Spot each line in the data below containing "screenshot" and copy it.

= = = =

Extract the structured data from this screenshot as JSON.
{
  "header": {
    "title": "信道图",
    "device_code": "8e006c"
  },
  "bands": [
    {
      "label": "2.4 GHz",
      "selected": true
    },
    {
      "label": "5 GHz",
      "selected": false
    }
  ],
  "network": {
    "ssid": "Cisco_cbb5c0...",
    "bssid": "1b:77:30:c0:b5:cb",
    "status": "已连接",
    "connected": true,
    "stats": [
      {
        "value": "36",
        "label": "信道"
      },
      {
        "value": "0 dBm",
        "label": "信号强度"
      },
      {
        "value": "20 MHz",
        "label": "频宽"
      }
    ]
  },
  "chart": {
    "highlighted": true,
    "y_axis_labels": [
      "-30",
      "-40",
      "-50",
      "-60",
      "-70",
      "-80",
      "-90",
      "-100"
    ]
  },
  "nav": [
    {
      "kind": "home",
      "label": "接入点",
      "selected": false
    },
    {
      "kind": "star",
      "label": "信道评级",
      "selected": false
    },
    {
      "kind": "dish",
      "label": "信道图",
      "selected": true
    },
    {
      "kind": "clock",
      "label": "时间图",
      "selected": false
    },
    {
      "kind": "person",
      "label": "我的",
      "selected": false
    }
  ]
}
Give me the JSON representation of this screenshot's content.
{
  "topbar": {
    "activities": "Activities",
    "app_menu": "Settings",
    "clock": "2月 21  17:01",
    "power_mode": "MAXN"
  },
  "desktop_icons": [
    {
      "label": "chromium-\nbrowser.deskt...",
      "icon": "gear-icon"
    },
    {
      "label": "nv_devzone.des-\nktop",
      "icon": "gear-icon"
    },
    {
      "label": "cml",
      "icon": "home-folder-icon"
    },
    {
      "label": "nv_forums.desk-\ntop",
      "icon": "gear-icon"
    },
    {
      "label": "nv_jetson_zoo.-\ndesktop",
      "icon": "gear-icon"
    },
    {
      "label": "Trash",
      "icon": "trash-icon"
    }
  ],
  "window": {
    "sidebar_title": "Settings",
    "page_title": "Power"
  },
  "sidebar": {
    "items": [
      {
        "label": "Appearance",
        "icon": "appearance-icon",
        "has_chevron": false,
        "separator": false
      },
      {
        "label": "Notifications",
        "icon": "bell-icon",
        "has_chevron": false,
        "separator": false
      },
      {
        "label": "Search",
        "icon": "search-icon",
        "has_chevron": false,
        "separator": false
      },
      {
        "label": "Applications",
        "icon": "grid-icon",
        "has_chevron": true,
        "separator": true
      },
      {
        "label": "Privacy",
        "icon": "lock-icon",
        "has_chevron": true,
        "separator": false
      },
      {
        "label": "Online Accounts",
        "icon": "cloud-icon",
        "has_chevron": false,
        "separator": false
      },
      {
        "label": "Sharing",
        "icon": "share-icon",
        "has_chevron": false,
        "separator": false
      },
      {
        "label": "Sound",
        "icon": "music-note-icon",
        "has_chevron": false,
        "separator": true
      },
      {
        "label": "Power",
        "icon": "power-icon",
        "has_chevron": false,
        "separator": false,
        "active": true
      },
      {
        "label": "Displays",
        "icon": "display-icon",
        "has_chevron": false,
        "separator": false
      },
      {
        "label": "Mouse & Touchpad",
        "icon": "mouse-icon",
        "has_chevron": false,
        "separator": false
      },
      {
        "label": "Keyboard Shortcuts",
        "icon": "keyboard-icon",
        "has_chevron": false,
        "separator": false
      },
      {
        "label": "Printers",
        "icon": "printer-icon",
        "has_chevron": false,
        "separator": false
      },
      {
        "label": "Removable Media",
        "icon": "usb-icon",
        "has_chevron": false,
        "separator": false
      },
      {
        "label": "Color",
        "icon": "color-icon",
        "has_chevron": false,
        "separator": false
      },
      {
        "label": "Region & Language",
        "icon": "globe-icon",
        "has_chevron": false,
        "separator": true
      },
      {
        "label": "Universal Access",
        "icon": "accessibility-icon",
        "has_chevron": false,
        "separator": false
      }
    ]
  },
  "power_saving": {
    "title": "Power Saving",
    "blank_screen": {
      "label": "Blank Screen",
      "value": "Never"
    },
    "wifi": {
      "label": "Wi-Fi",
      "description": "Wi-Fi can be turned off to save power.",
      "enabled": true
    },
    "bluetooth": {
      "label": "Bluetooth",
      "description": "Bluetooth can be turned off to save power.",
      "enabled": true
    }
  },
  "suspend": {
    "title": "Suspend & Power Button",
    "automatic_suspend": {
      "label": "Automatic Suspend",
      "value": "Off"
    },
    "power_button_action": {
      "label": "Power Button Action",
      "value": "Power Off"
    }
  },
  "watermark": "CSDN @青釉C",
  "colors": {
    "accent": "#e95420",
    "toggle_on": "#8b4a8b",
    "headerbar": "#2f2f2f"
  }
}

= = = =

# [Solution for this exercise]
Extract the structured data from this screenshot as JSON.
Give me the JSON representation of this screenshot's content.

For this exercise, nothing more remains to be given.